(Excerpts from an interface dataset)
******************************
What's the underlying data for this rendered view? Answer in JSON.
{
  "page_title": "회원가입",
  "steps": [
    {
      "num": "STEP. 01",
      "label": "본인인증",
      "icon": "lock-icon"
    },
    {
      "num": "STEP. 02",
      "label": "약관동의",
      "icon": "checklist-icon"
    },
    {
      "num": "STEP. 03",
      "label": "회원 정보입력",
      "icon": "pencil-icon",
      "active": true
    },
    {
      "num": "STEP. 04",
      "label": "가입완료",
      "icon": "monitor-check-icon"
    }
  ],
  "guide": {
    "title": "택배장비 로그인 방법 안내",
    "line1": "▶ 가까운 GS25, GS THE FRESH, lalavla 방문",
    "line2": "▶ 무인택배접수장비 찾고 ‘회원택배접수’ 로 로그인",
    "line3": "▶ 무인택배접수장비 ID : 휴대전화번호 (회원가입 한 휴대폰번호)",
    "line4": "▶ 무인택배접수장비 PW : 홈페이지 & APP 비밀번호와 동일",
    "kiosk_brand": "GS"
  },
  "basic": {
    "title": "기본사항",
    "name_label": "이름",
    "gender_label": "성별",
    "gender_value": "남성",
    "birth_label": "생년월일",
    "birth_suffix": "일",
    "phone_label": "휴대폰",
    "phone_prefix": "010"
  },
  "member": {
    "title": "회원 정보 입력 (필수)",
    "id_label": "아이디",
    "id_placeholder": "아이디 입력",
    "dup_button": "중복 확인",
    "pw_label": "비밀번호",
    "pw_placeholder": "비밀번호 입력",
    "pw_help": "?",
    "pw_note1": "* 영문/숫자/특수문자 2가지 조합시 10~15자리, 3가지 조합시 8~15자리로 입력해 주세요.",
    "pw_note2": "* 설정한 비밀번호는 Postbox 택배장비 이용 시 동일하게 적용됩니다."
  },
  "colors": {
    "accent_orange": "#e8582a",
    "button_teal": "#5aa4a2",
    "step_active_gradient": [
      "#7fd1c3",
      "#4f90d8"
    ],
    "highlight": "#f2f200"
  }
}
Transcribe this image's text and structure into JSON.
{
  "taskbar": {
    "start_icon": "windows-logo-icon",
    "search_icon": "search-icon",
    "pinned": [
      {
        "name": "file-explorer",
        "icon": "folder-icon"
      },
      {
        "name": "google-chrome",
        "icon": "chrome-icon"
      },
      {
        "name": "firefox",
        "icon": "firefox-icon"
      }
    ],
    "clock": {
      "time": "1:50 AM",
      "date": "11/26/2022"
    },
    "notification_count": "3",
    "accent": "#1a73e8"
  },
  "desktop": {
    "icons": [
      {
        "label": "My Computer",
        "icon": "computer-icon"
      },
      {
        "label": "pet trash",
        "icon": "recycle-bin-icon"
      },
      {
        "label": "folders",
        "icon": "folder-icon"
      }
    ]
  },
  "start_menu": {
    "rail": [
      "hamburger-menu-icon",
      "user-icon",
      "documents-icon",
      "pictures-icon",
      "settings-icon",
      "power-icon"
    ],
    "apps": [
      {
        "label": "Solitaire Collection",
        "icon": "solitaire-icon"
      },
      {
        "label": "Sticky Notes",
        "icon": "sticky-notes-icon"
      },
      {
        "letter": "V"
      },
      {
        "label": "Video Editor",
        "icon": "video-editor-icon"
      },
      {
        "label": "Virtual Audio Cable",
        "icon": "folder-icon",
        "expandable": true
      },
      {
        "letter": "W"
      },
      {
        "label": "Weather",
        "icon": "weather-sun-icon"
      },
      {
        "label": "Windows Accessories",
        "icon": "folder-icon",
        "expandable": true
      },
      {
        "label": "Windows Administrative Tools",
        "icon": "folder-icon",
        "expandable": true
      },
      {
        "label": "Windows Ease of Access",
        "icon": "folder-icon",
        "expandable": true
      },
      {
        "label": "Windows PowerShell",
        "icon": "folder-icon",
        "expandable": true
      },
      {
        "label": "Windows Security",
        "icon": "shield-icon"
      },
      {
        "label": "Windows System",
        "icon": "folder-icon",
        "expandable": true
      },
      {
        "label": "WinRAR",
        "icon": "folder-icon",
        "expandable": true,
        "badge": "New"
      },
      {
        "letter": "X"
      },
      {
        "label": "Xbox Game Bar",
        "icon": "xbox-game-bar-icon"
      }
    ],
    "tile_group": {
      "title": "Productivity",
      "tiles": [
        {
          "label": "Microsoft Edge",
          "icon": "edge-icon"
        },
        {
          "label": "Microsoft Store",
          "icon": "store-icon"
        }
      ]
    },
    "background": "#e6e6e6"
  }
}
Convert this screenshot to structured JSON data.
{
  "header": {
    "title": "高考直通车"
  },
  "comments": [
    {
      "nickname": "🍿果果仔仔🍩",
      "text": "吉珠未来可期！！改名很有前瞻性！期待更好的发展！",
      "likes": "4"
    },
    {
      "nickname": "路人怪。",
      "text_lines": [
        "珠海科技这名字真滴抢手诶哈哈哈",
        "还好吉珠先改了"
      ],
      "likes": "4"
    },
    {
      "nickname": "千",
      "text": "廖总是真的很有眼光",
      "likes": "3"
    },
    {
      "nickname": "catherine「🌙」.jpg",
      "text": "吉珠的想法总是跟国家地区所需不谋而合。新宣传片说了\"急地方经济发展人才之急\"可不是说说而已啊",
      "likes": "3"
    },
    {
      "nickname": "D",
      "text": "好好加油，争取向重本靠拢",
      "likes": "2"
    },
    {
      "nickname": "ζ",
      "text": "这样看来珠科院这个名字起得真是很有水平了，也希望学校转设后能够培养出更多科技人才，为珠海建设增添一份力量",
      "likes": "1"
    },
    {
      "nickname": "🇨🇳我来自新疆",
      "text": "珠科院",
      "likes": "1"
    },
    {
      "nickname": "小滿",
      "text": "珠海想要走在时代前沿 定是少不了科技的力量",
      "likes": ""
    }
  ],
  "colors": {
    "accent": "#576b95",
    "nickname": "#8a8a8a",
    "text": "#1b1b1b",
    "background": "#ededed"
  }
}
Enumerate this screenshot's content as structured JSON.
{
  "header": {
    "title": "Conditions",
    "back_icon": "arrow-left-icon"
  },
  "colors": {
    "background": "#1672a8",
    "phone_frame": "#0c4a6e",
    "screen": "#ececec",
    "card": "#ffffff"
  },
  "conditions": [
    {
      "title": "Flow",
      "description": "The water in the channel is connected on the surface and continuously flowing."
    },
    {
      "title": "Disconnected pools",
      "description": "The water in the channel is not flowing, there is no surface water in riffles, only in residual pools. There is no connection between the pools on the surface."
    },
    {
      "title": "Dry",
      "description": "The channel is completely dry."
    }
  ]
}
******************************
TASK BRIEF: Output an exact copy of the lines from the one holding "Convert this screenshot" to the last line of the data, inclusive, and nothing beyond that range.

ANSWER BOX:
Convert this screenshot to structured JSON data.
{
  "header": {
    "title": "高考直通车"
  },
  "comments": [
    {
      "nickname": "🍿果果仔仔🍩",
      "text": "吉珠未来可期！！改名很有前瞻性！期待更好的发展！",
      "likes": "4"
    },
    {
      "nickname": "路人怪。",
      "text_lines": [
        "珠海科技这名字真滴抢手诶哈哈哈",
        "还好吉珠先改了"
      ],
      "likes": "4"
    },
    {
      "nickname": "千",
      "text": "廖总是真的很有眼光",
      "likes": "3"
    },
    {
      "nickname": "catherine「🌙」.jpg",
      "text": "吉珠的想法总是跟国家地区所需不谋而合。新宣传片说了\"急地方经济发展人才之急\"可不是说说而已啊",
      "likes": "3"
    },
    {
      "nickname": "D",
      "text": "好好加油，争取向重本靠拢",
      "likes": "2"
    },
    {
      "nickname": "ζ",
      "text": "这样看来珠科院这个名字起得真是很有水平了，也希望学校转设后能够培养出更多科技人才，为珠海建设增添一份力量",
      "likes": "1"
    },
    {
      "nickname": "🇨🇳我来自新疆",
      "text": "珠科院",
      "likes": "1"
    },
    {
      "nickname": "小滿",
      "text": "珠海想要走在时代前沿 定是少不了科技的力量",
      "likes": ""
    }
  ],
  "colors": {
    "accent": "#576b95",
    "nickname": "#8a8a8a",
    "text": "#1b1b1b",
    "background": "#ededed"
  }
}
Enumerate this screenshot's content as structured JSON.
{
  "header": {
    "title": "Conditions",
    "back_icon": "arrow-left-icon"
  },
  "colors": {
    "background": "#1672a8",
    "phone_frame": "#0c4a6e",
    "screen": "#ececec",
    "card": "#ffffff"
  },
  "conditions": [
    {
      "title": "Flow",
      "description": "The water in the channel is connected on the surface and continuously flowing."
    },
    {
      "title": "Disconnected pools",
      "description": "The water in the channel is not flowing, there is no surface water in riffles, only in residual pools. There is no connection between the pools on the surface."
    },
    {
      "title": "Dry",
      "description": "The channel is completely dry."
    }
  ]
}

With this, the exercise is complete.